Scrapping the seven-day waiting period for applications and allowing tenants with direct payment arrangements under housing benefit to continue them under Universal Credit – both announced in the Autumn Budget - are a step in the right direction.
But ministers need to urgently address the other problems which ultimately deter landlords from renting out their homes to these tenants.
It is, unfortunately, an irrefutable fact that taking on Universal Credit tenants is a risk.
According to our most recent research, in the last year alone more than one in three landlords, a total of 38%, saw their Universal Credit tenants fail to pay their rent and start to fall into arrears.
We know that in many cases this is not the fault of the tenant, but of a badly implemented policy.
Currently, if Universal Credit tenants leave a home where they owe rent there is no mechanism for the landlord to recover the money owed to them via the benefit system. They simply have to write it off.
This is not fair, and against a backdrop of draconian tax changes and the pressures of increased regulation and licensing, it is a risk fewer and fewer landlords are willing to take.
In fact, only 13% of landlords we questioned were willing to let properties to tenants on Universal Credit as it stands.
We are already in the midst of a housing crisis, with families struggling to find affordable homes across the country and social housing unable to cope with demand. Universal Credit is exacerbating the crisis. We need this to change.

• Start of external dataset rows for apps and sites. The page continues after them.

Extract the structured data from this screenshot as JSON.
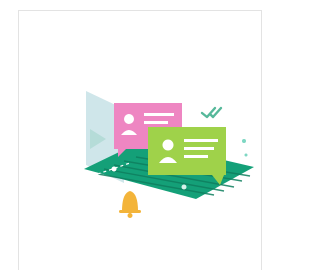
{
  "card": {
    "illustration": {
      "subject": "chat-messages-illustration",
      "colors": {
        "platform": "#14a078",
        "platform_lines": "#0f7f5f",
        "pink_card": "#ee86c2",
        "green_card": "#9fd24a",
        "back_panel": "#cfe6ea",
        "bell": "#f3b43a",
        "check": "#56b89a",
        "accent_dot": "#7ed7c3"
      }
    }
  }
}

We need the Government to build on its welcome reforms so far and help to give landlords the confidence to rent out properties to Universal Credit claimants before the crisis deepens further.
We have a number of proposals which we believe could make a real difference to both Universal Credit tenants and landlords alike.
These includes ensuring landlords are routinely informed when a tenant moves from the older benefit system to Universal Credit. Unlike social landlords, private landlords are kept in the dark, and as a result are unable to work with tenants to establish suitable rent payment schedules.
Mechanisms need to be put in place to give landlords confidence that rent arrears can be reclaimed after a Universal Credit tenant leaves a property. This would fit well with the Government’s mantra that the Credit is, in part, about promoting financial responsibility.
Tenants should also be given the option to choose to have the housing element of Universal Credit paid directly to the landlord, if they wish. 63% of landlords said a lack of direct payments made them less likely to rent to Universal Credit tenants. In any event, where advance payments are made to tenants the housing element should be paid to the landlord.
Today MPs will debate the effect of Universal Credit on the private rented sector in a debate at Westminster Hall. It provides an important opportunity to get past the politics and show how all the parties, working with landlords and tenants can secure the benefit system we all want – one that is easy to understand, fair to all, supports the vulnerable and ensures the security of a home for all claimants.
Chris Town is Vice Chair of the Residential Landlords Association. It tweets @RLA_News